The government plans to spend 8.5 trillion won in the development of the KF-X, and an additional 10 trillion won to produce 120 jets by 2032 to replace the Air Force's aging fleet of F-4s and F-5s.
DAPA said the nation will domestically develop some 90 items necessary for the aircraft, including the active electronically scanned array (AESA) radar, and electronic optics targeting pod (EOTGP), which the U.S. government earlier refused to hand over to Korea for security reasons.
"Our goal is to localize 65 percent of the components for the aircraft," DAPA said in a release.
The project will also proceed with the help of Lockheed Martin which will transfer 21 technologies used in the F-35 stealth fighter. In early December, the U.S. government approved the transfer of the technologies in a "large frame," according to DAPA.
For its part, the Indonesian government will invest some 1.6 trillion won in the project, and its defense firm will participate in the process of design and component production. The country will also be given one prototype and technology data afterward.
But concerns still remain over the possibility that the U.S. might once again refuse to approve the handover of some of the technologies requested by Seoul, as negotiations between DAPA and Lockheed officials are still ongoing to list the details, as hundreds of technical items are part of them.
DAPA head Chang Myoung-jin said earlier that negotiations will continue for the next two to three years.
In addition, some critics are still skeptical about whether the nation will be able to domestically develop the AESA radar and other integral technologies by the target deadline.
As part of efforts to manage such risks involving the multi-million-dollar project, the National Assembly established a subcommittee comprised of professors and experts in the aerospace field to consistently monitor the costs and schedule of the development process, according to DAPA.
It said in a release, "We will dispatch professional manpower comprised of DAPA and Air Force officials to KAI headquarters from the end of this month in an effort to maximize oversight."
KAI President and CEO Ha Sung-yong said, "We will concentrate all our capacity to succeed in the KF-X project and contribute to the nation's economy."
Before its official kickoff, the program had suffered a severe crisis after the U.S. government refused in April to allow Lockheed to hand over four core technologies — the AESA radar, the EOTGP, the infrared search and radio frequency (RF) jammer and the infrared search and tracking (IRST) system.
A transfer of a total of 25 technologies was included in an offset deal signed in September of 2014 with Lockheed Martin in return for Korea's purchase of 40 F-35s.

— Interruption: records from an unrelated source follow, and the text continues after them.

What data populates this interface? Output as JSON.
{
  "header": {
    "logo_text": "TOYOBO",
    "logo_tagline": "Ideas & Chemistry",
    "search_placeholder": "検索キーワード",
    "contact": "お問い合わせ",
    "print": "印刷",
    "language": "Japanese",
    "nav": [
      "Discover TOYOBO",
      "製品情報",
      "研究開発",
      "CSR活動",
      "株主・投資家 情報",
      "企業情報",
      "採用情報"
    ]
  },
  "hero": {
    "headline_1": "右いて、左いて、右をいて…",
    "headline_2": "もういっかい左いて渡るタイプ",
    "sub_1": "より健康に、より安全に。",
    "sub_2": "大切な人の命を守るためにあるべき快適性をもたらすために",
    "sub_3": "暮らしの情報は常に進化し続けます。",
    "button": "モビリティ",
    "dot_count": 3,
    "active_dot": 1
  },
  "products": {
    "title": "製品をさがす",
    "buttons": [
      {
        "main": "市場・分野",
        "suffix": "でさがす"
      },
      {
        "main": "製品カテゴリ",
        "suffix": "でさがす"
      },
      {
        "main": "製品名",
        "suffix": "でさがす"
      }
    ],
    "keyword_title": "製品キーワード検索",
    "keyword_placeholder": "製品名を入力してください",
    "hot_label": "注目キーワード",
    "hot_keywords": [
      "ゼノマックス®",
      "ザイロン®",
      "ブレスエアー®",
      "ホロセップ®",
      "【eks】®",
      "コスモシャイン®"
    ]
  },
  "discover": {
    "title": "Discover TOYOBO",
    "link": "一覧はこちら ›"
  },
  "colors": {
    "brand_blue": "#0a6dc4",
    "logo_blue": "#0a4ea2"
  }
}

Amid growing skepticism about the feasibility of the KF-X program at the time, DAPA said that the nation could domestically develop them and the U.S. government had promised to approve the transfer of the other 21 technologies.